How can you avoid becoming the next Ransomware victim?
Ransomware attacks are in the news constantly nowadays. The Colonial Pipeline attack cost all of us money at the gas pumps. The Colonial Pipeline attack was the 2nd largest ransom paid that we know of at $4.4 million. CWT Global tops it at $4.5 million.
Ransomware is a new “cottage industry” on the dark web. You can go online and buy a ransomware kit with everything you need to create and launch a ransomware attack of your own. There is even a helpdesk addon. If you are feeling particularly lazy, there is even a full-service version where they will do everything for you,
Why is this happening? Because it is profitable! It is where the “bad guys” can get easy money. In the New Yorker magazine, an article dated June 7th, 2021, goes into great detail on the inter-workings of ransomware attacks. The article is “How to Negotiate with ransomware hackers.” It goes into detail on why ransomware attacks are working and the profit and motives behind them.
Bringing all this home to your small business, why would you care?
Ransomware attackers are not picky. Sure, they go after the big companies for a big payday, but they are also constantly looking for smaller victims that are easy targets and, as a result, easy money. One of the most common methods is to pick a large company that many people use regularly and send out an email pretending to deliver critical information to the recipient in an attachment. If you open the attachment, all your data gets encrypted with a note telling you what to do to recover your data.
For the small company, there are a few options at this point:
- Pay the ransom – maybe you will get your data back, and you are perpetuating the practice by rewarding the perpetrators. Generally, you have a 50/50 chance of recovery if you pay.
- You can restore your information from your backup. Provided it was not connected to the computer(s) or network at the time of the attack.
What can you do to avoid becoming the next ransomware victim?
- Educate yourself and your employees, family members, anyone that deals with emails. Learn what to open and what to leave alone. How to deal with suspicious emails, how to recognize them.
For example, does the email address of the sender match the name of the company. For example, if you get an email from “CharterCommunications_scs@gcnotify.com” that would not be good as any email from Charter would either have charter.com or spectrum.com after the “@” sign.
Another example would be “PayPal email@example.com” just because it starts with PayPal does not mean it is from PayPal. This particular email had a .txt file attached that is also a “red flag.”
- If the email has an attachment, unless you know it is legitimate, do not automatically open it. Even if you think you are expecting the attachment. The “bad guys” use FedEx all the time to get you to open an attachment from FedEx as there is a high probability that you are expecting a package.
We have even seen emails from accountants or financial advisors with “newsletters” attached that are ransomware attacks.
If you are not sure if you have any suspicion whatsoever, DON’T open it.
- Be very careful clicking on links in an email; they can be just as dangerous. You can “mouse over” the link in a Windows environment and see where it will take you.
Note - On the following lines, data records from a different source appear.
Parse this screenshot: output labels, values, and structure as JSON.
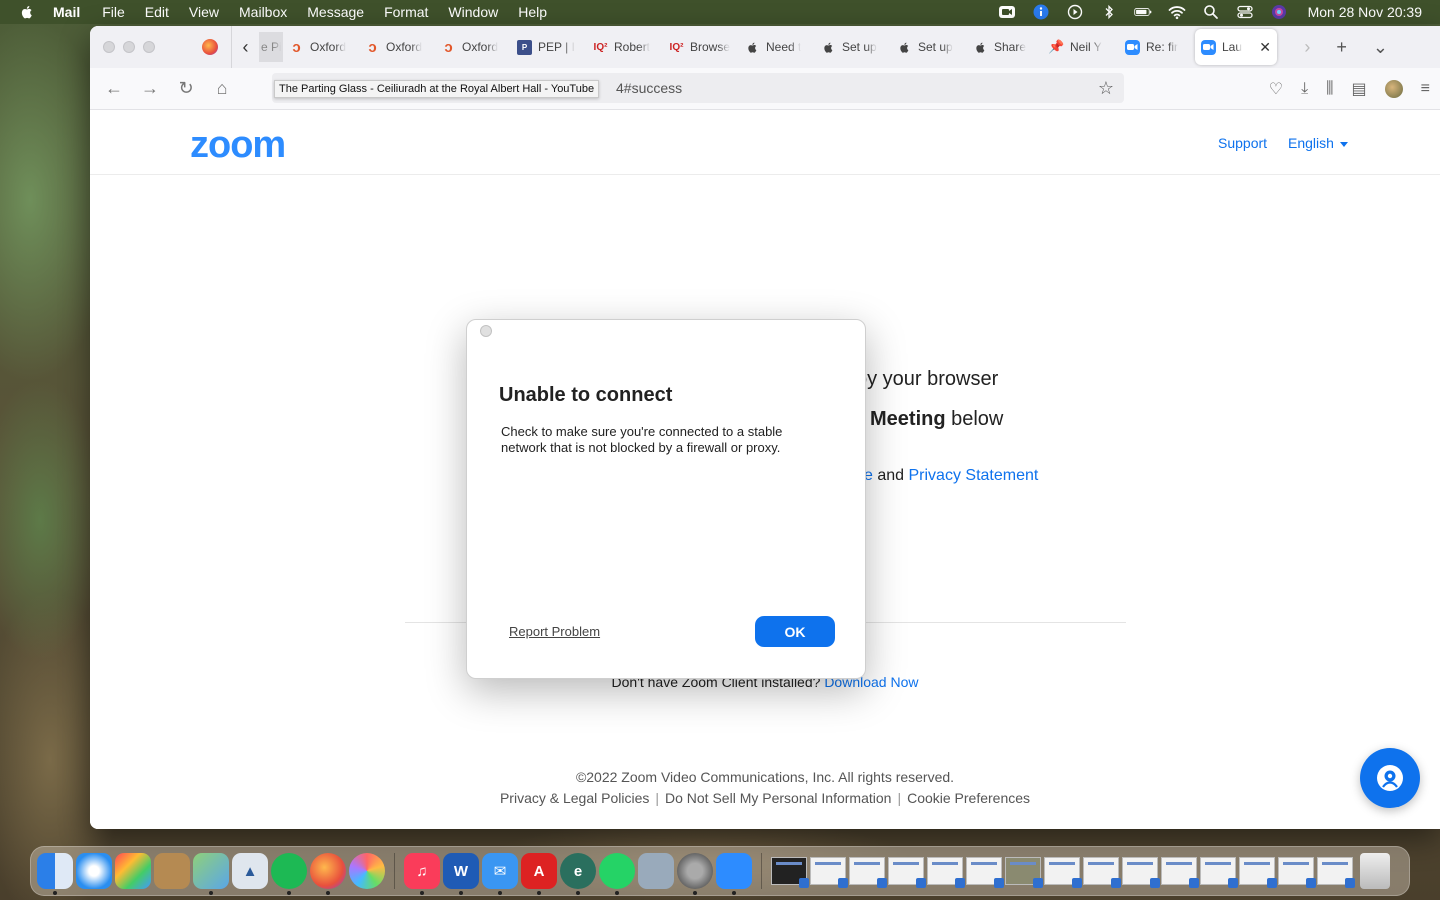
{
  "menubar": {
    "app_name": "Mail",
    "items": [
      "File",
      "Edit",
      "View",
      "Mailbox",
      "Message",
      "Format",
      "Window",
      "Help"
    ],
    "clock": "Mon 28 Nov  20:39"
  },
  "tabs": [
    {
      "label": "e Pi",
      "icon": "page-icon",
      "partial": true
    },
    {
      "label": "Oxford",
      "icon": "oxford-icon"
    },
    {
      "label": "Oxford",
      "icon": "oxford-icon"
    },
    {
      "label": "Oxford",
      "icon": "oxford-icon"
    },
    {
      "label": "PEP | I",
      "icon": "pep-icon"
    },
    {
      "label": "Robert",
      "icon": "iq-icon"
    },
    {
      "label": "Browse",
      "icon": "iq-icon"
    },
    {
      "label": "Need t",
      "icon": "apple-icon"
    },
    {
      "label": "Set up",
      "icon": "apple-icon"
    },
    {
      "label": "Set up",
      "icon": "apple-icon"
    },
    {
      "label": "Share",
      "icon": "apple-icon"
    },
    {
      "label": "Neil Y",
      "icon": "pin-icon"
    },
    {
      "label": "Re: fir",
      "icon": "zoom-icon"
    },
    {
      "label": "Lau",
      "icon": "zoom-icon",
      "active": true
    }
  ],
  "address_bar": {
    "url_tail": "4#success",
    "tooltip": "The Parting Glass - Ceiliuradh at the Royal Albert Hall - YouTube"
  },
  "zoom_page": {
    "logo": "zoom",
    "support_link": "Support",
    "language": "English",
    "bg_line1": "by your browser",
    "bg_line2_bold": "Meeting",
    "bg_line2_rest": " below",
    "bg_line3_link1": "ce",
    "bg_line3_and": " and ",
    "bg_line3_link2": "Privacy Statement",
    "download_prompt": "Don't have Zoom Client installed? ",
    "download_link": "Download Now",
    "copyright": "©2022 Zoom Video Communications, Inc. All rights reserved.",
    "footer_links": [
      "Privacy & Legal Policies",
      "Do Not Sell My Personal Information",
      "Cookie Preferences"
    ]
  },
  "dialog": {
    "title": "Unable to connect",
    "body": "Check to make sure you're connected to a stable network that is not blocked by a firewall or proxy.",
    "report_label": "Report Problem",
    "ok_label": "OK"
  },
  "colors": {
    "zoom_blue": "#2d8cff",
    "link_blue": "#0e72ed"
  }
}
If it is legit, it will have the proper website domain listed in the link but be sure. It is a little more tedious in an Apple world, and even I do not like to do it. You have to “click and hold” over the link to see where it would take you. I do not like the “click” part.
- Add security to your email to filter out as many of the threatening emails as possible. It will not get them all, but it should get most of them.
- Slow down. I know you have many emails to check, do not get in a hurry; that is when bad things happen.
So, what do we do? First, you want to be sure you back up to the cloud or an external hard drive, then detach the external hard drive from your computer. If you have an attached hard drive at the time of the attack, it will be encrypted also. If you use a cloud backup, it will not be encrypted.
Next, educate, educate, educate. Most ransomware attacks are caused by an employee opening an attachment to an email. Sometimes it is very obvious; sometimes, it is incredibly targeted and tough to detect.
If you are not sure, don’t open it. I know I am repetitive here, but it is that important.
One last option, call your computer guy or call us. We get these calls all the time and can walk you through determining if it is OK to open or not. We may get you to send it to us, or we can (with your assistance) log into your computer and look at it.